NGO coalition statement following 4th European Commission Round Table on anti-Muslim hatred
On Friday 8 December, several NGOs from the European coalition against Islamophobia[[Informal platform of NGOs working on combatting islamophobia at national and European level. For more information, please contact Julie Pascoet email@example.com]] attended the 4th roundtable on anti-Muslim hatred and discrimination organised by the European Commission and chaired by the EU coordinator on combatting anti-Muslim hatred, David Friggieri. This marks two years now since his appointment and it was the occasion for civil society organisations to look back at these past years and evaluate the progress achieved and the work yet to be done.
Discussions highlighted the increasingly worrying situation faced by Muslim communities in Europe, as pointed by recent reports issued by the EU Fundamental Rights Agency and by the European Islamophobia Report 2017, to name but a few.

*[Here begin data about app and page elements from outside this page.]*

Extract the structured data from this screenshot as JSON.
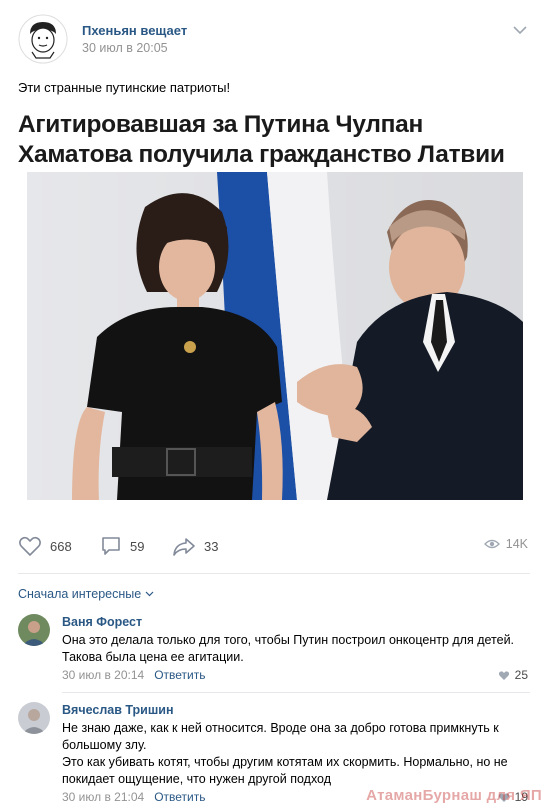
{
  "post": {
    "author": "Пхеньян вещает",
    "time": "30 июл в 20:05",
    "text": "Эти странные путинские патриоты!",
    "headline_line1": "Агитировавшая за Путина Чулпан",
    "headline_line2": "Хаматова получила гражданство Латвии"
  },
  "actions": {
    "likes": "668",
    "comments": "59",
    "shares": "33",
    "views": "14K"
  },
  "comments_section": {
    "sort_label": "Сначала интересные"
  },
  "comments": [
    {
      "name": "Ваня Форест",
      "text": "Она это делала только для того, чтобы Путин построил онкоцентр для детей. Такова была цена ее агитации.",
      "time": "30 июл в 20:14",
      "reply": "Ответить",
      "likes": "25"
    },
    {
      "name": "Вячеслав Тришин",
      "text1": "Не знаю даже, как к ней относится. Вроде она за добро готова примкнуть к большому злу.",
      "text2": "Это как убивать котят, чтобы другим котятам их скормить. Нормально, но не покидает ощущение, что нужен другой подход",
      "time": "30 июл в 21:04",
      "reply": "Ответить",
      "likes": "19"
    }
  ],
  "watermark": "АтаманБурнаш для ЯП",
  "colors": {
    "link": "#2a5885",
    "meta": "#939393",
    "flag_blue": "#1c4fa6"
  }
}
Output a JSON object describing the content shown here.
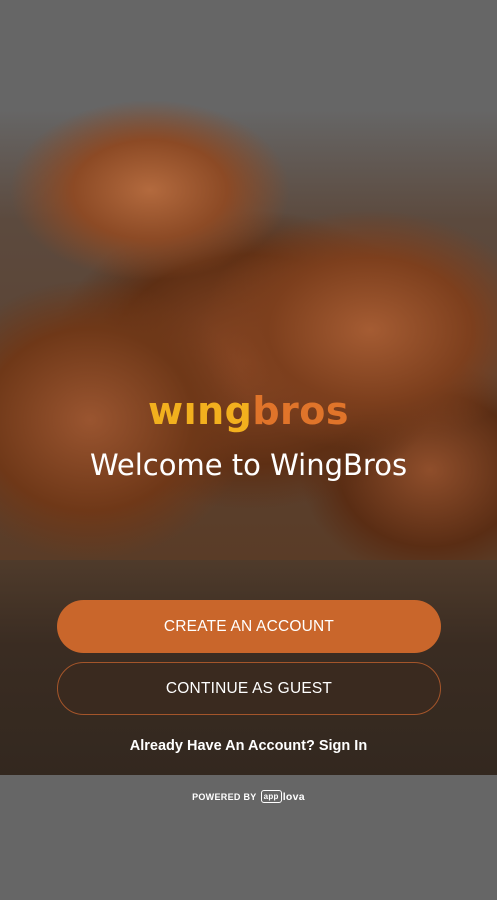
{
  "brand": {
    "logo_part1": "wıng",
    "logo_part2": "bros",
    "welcome": "Welcome to WingBros"
  },
  "actions": {
    "create_account": "CREATE AN ACCOUNT",
    "continue_guest": "CONTINUE AS GUEST",
    "sign_in": "Already Have An Account? Sign In"
  },
  "footer": {
    "powered_by": "POWERED BY",
    "vendor_box": "app",
    "vendor_rest": "lova"
  },
  "colors": {
    "logo_yellow": "#f2b01e",
    "logo_orange": "#e0742a",
    "primary_button": "#c9662b",
    "secondary_button": "#3a2a1f",
    "background": "#666666"
  }
}
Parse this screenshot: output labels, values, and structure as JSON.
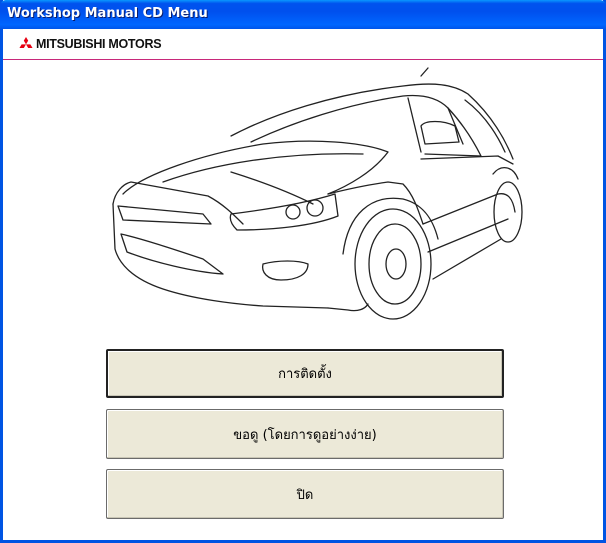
{
  "window": {
    "title": "Workshop Manual CD Menu"
  },
  "brand": {
    "name": "MITSUBISHI MOTORS",
    "logo_icon": "mitsubishi-three-diamond-icon",
    "logo_color": "#e60012",
    "accent_line_color": "#c8287a"
  },
  "hero": {
    "image": "car-line-drawing"
  },
  "buttons": {
    "install": "การติดตั้ง",
    "view_easy": "ขอดู (โดยการดูอย่างง่าย)",
    "close": "ปิด"
  },
  "colors": {
    "titlebar": "#0054e3",
    "button_face": "#ece9d8"
  }
}
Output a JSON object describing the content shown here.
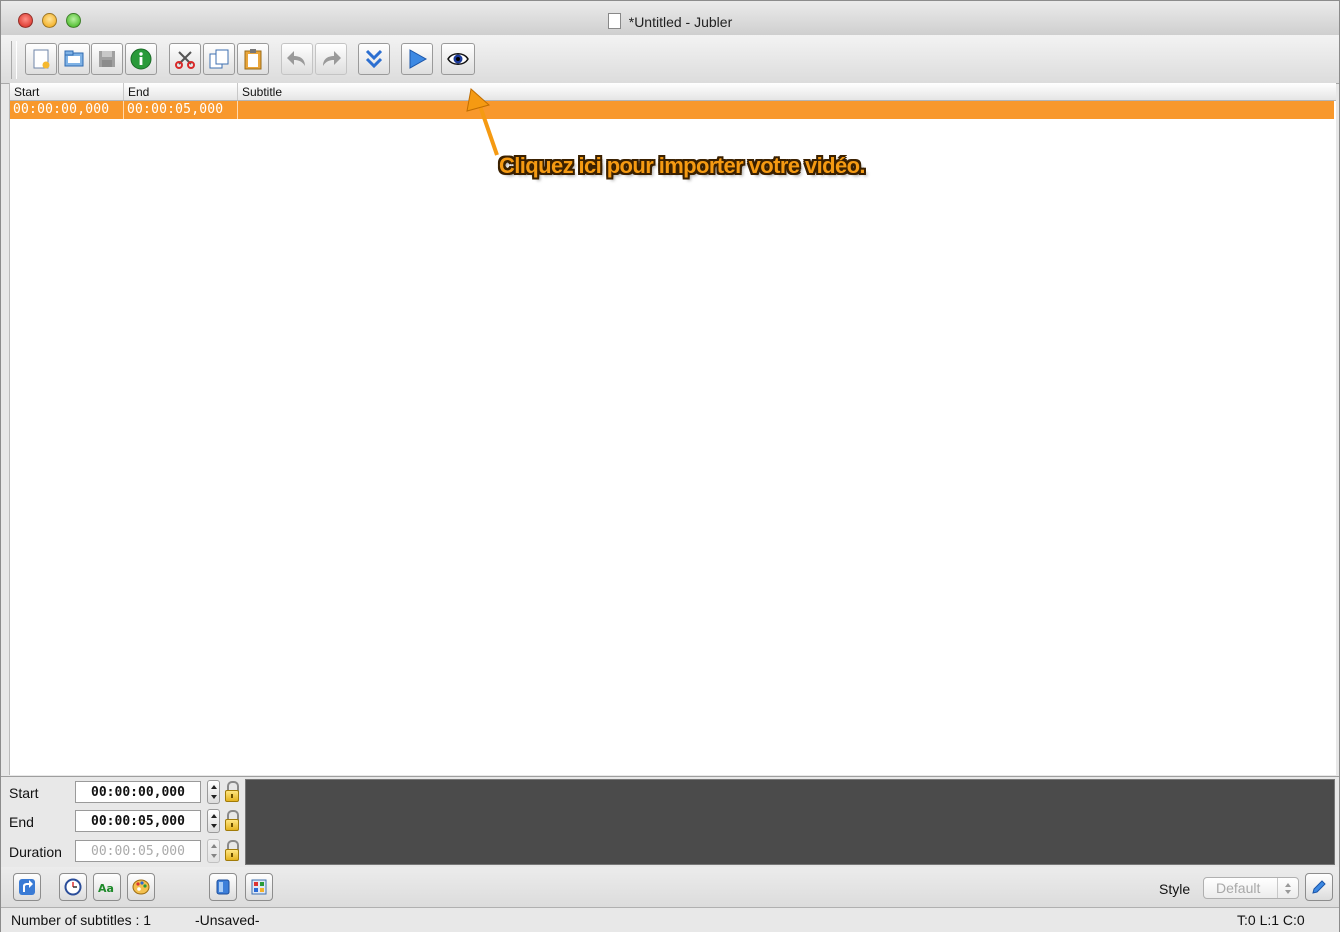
{
  "window": {
    "title": "*Untitled - Jubler"
  },
  "toolbar": {
    "buttons": [
      {
        "name": "new-button",
        "icon": "new-document-icon"
      },
      {
        "name": "open-button",
        "icon": "open-folder-icon"
      },
      {
        "name": "save-button",
        "icon": "save-disk-icon"
      },
      {
        "name": "info-button",
        "icon": "info-icon"
      },
      {
        "name": "cut-button",
        "icon": "scissors-icon"
      },
      {
        "name": "copy-button",
        "icon": "copy-icon"
      },
      {
        "name": "paste-button",
        "icon": "paste-icon"
      },
      {
        "name": "undo-button",
        "icon": "undo-icon"
      },
      {
        "name": "redo-button",
        "icon": "redo-icon"
      },
      {
        "name": "next-button",
        "icon": "double-chevron-down-icon"
      },
      {
        "name": "play-button",
        "icon": "play-icon"
      },
      {
        "name": "preview-button",
        "icon": "eye-icon"
      }
    ]
  },
  "table": {
    "columns": [
      "Start",
      "End",
      "Subtitle"
    ],
    "rows": [
      {
        "start": "00:00:00,000",
        "end": "00:00:05,000",
        "subtitle": ""
      }
    ]
  },
  "annotation": {
    "text": "Cliquez ici pour importer votre vidéo."
  },
  "editor": {
    "start_label": "Start",
    "start_value": "00:00:00,000",
    "end_label": "End",
    "end_value": "00:00:05,000",
    "duration_label": "Duration",
    "duration_value": "00:00:05,000"
  },
  "bottom": {
    "style_label": "Style",
    "style_value": "Default",
    "buttons": [
      "reload-icon",
      "clock-icon",
      "font-icon",
      "palette-icon",
      "database-icon",
      "color-grid-icon",
      "pencil-icon"
    ]
  },
  "status": {
    "count": "Number of subtitles : 1",
    "saved": "-Unsaved-",
    "position": "T:0 L:1 C:0"
  },
  "colors": {
    "selection": "#f8982c",
    "annotation": "#f59a12",
    "editor_bg": "#4b4b4b"
  }
}
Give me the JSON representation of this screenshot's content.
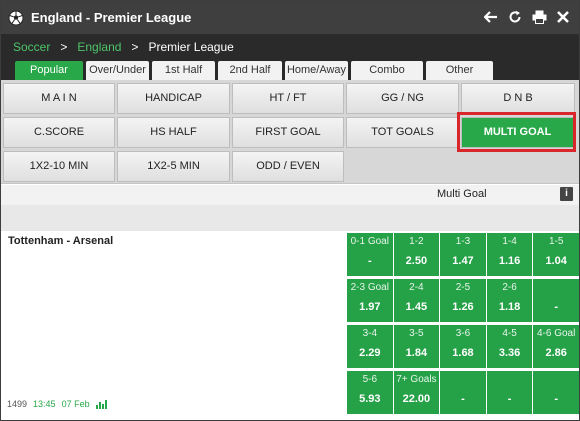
{
  "window": {
    "title": "England - Premier League"
  },
  "breadcrumb": {
    "sport": "Soccer",
    "country": "England",
    "league": "Premier League",
    "sep": ">"
  },
  "tabs": [
    "Popular",
    "Over/Under",
    "1st Half",
    "2nd Half",
    "Home/Away",
    "Combo",
    "Other"
  ],
  "markets": {
    "row1": [
      "M A I N",
      "HANDICAP",
      "HT / FT",
      "GG / NG",
      "D N B"
    ],
    "row2": [
      "C.SCORE",
      "HS HALF",
      "FIRST GOAL",
      "TOT GOALS",
      "MULTI GOAL"
    ],
    "row3": [
      "1X2-10 MIN",
      "1X2-5 MIN",
      "ODD / EVEN"
    ]
  },
  "section": {
    "title": "Multi Goal",
    "info_icon": "i"
  },
  "match": {
    "teams": "Tottenham - Arsenal",
    "code": "1499",
    "time": "13:45",
    "date": "07 Feb",
    "odds": [
      [
        {
          "label": "0-1 Goal",
          "value": "-"
        },
        {
          "label": "1-2",
          "value": "2.50"
        },
        {
          "label": "1-3",
          "value": "1.47"
        },
        {
          "label": "1-4",
          "value": "1.16"
        },
        {
          "label": "1-5",
          "value": "1.04"
        }
      ],
      [
        {
          "label": "2-3 Goal",
          "value": "1.97"
        },
        {
          "label": "2-4",
          "value": "1.45"
        },
        {
          "label": "2-5",
          "value": "1.26"
        },
        {
          "label": "2-6",
          "value": "1.18"
        },
        {
          "label": "",
          "value": "-"
        }
      ],
      [
        {
          "label": "3-4",
          "value": "2.29"
        },
        {
          "label": "3-5",
          "value": "1.84"
        },
        {
          "label": "3-6",
          "value": "1.68"
        },
        {
          "label": "4-5",
          "value": "3.36"
        },
        {
          "label": "4-6 Goal",
          "value": "2.86"
        }
      ],
      [
        {
          "label": "5-6",
          "value": "5.93"
        },
        {
          "label": "7+ Goals",
          "value": "22.00"
        },
        {
          "label": "",
          "value": "-"
        },
        {
          "label": "",
          "value": "-"
        },
        {
          "label": "",
          "value": "-"
        }
      ]
    ]
  },
  "colors": {
    "accent": "#29a849",
    "header": "#3f3f3f",
    "highlight_frame": "#d9262a"
  },
  "icons": [
    "soccer-ball-icon",
    "back-arrow-icon",
    "refresh-icon",
    "print-icon",
    "close-icon",
    "info-icon",
    "stats-icon"
  ]
}
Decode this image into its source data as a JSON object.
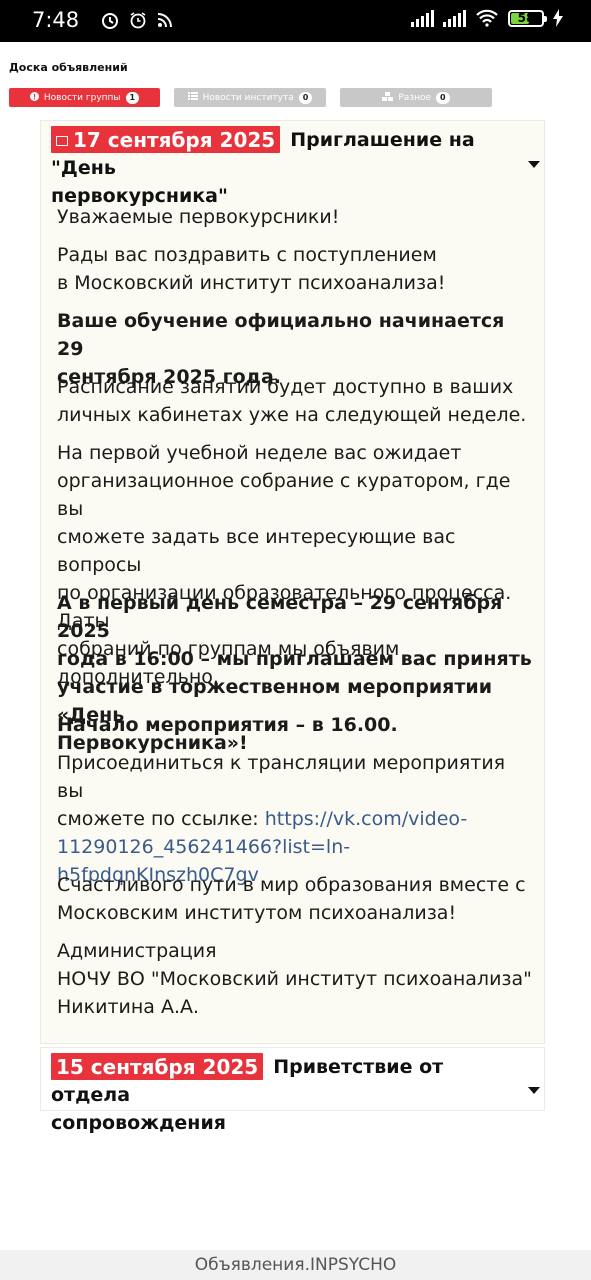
{
  "status_bar": {
    "time": "7:48",
    "battery": "58"
  },
  "board": {
    "title": "Доска объявлений",
    "tabs": [
      {
        "label": "Новости группы",
        "count": "1",
        "active": true
      },
      {
        "label": "Новости института",
        "count": "0",
        "active": false
      },
      {
        "label": "Разное",
        "count": "0",
        "active": false
      }
    ]
  },
  "announcements": [
    {
      "date": "17 сентября 2025",
      "title_line1": "Приглашение на \"День",
      "title_line2": "первокурсника\"",
      "expanded": true,
      "body": {
        "p1": "Уважаемые первокурсники!",
        "p2_l1": "Рады вас поздравить с поступлением",
        "p2_l2": "в Московский институт психоанализа!",
        "p3_l1": "Ваше обучение официально начинается 29",
        "p3_l2": "сентября 2025 года.",
        "p4_l1": "Расписание занятий будет доступно в ваших",
        "p4_l2": "личных кабинетах уже на следующей неделе.",
        "p5_l1": "На первой учебной неделе вас ожидает",
        "p5_l2": "организационное собрание с куратором, где вы",
        "p5_l3": "сможете задать все интересующие вас вопросы",
        "p5_l4": "по организации образовательного процесса. Даты",
        "p5_l5": "собраний по группам мы объявим дополнительно.",
        "p6_l1": "А в первый день семестра – 29 сентября 2025",
        "p6_l2": "года в 16:00 – мы приглашаем вас принять",
        "p6_l3": "участие в торжественном мероприятии «День",
        "p6_l4": "Первокурсника»!",
        "p7": "Начало мероприятия – в 16.00.",
        "p8_l1": "Присоединиться к трансляции мероприятия вы",
        "p8_l2_prefix": "сможете по ссылке: ",
        "link_l1": "https://vk.com/video-",
        "link_l2": "11290126_456241466?list=ln-",
        "link_l3": "h5fpdqnKInszh0C7gv",
        "p9_l1": "Счастливого пути в мир образования вместе с",
        "p9_l2": "Московским институтом психоанализа!",
        "sig_l1": "Администрация",
        "sig_l2": "НОЧУ ВО \"Московский институт психоанализа\"",
        "sig_l3": "Никитина А.А."
      }
    },
    {
      "date": "15 сентября 2025",
      "title_line1": "Приветствие от отдела",
      "title_line2": "сопровождения",
      "expanded": false
    }
  ],
  "footer": {
    "label": "Объявления.INPSYCHO"
  }
}
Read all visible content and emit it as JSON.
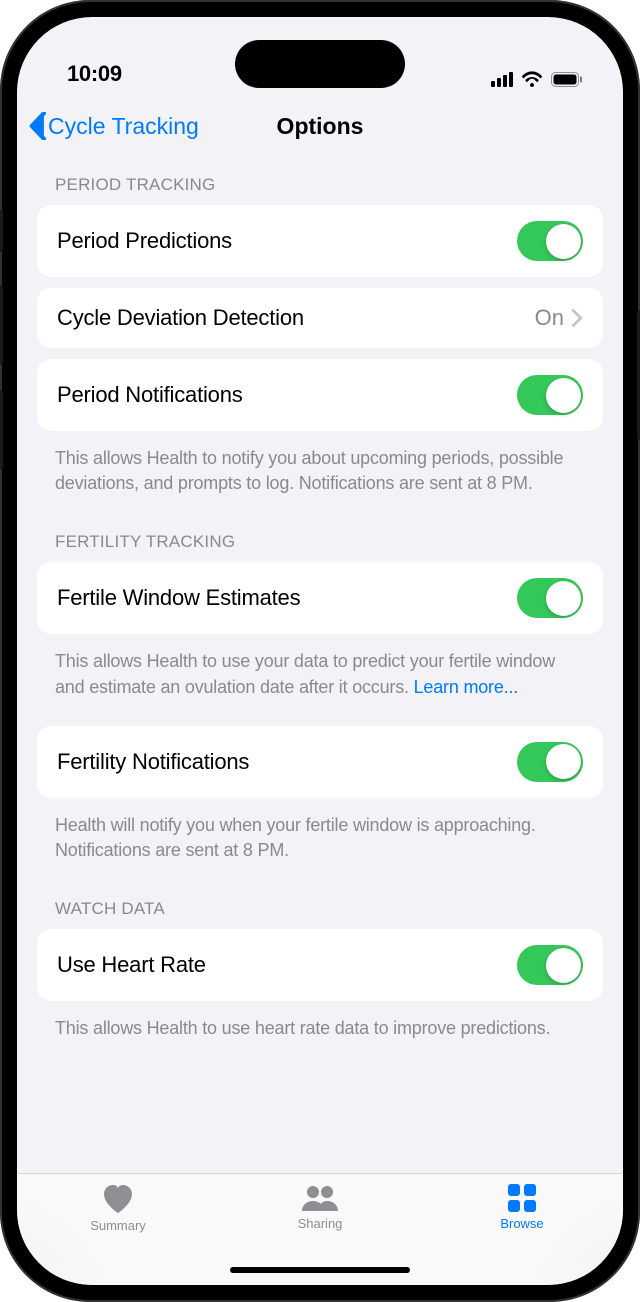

Organisations part of the European coalition against Islamophobia emphasized the imperative need for a group effort to enable tangible progress on the fight against Islamophobia across Europe and is looking forward to strengthened relations and partnerships between its members.
The group discussions also highlighted the need for stronger and more concrete commitment and actions by the European Commission. With the hindsight of these past two years, there is a feeling amongst civil society organisations that there are still some misconceptions by the European institutions with regards to the issue of Islamophobia. With the generalised suspicion against Muslims, it is of utmost importance for EU policy makers not to fall into the trap of treating Muslims as potential problems but rather as human beings whose fundamental rights can be violated. Combatting Islamophobia is not about preventing radicalism or terrorism – which are very important societal issues dealt with under other relevant policy strands – it is about politically addressing structural forms of discrimination and racism affecting Muslims or those perceived as such. Failing to understand this would be counter-productive and further fuel stigmatisation and generalisation about Muslims.
While the issue of Islamophobia has gained more visibility in recent years at EU level and the coalition praises the efforts of the European Commission that helped achieve this, there is a clear need for stronger actions. On the occasion of the 4th roundtable on anti-Muslim hatred, a list of concrete recommendations for actions has been drafted by civil society experts.
Apart from ensuring that combating Islamophobia is mainstreamed in key policy areas, specific policies are needed at national level to address Islamophobia, including its structural dimensions and impact on economic and social outcomes for Muslims. The coalition believes the European Commission and its coordinator on combating anti-Muslim hatred have the potential to guide Member States towards these policies and materialise recognition into concrete political actions. As such we are looking forward to strengthening close and transparent collaboration with the European commission to reach these objectives which would allow us to achieve a better and more inclusive Europe for all.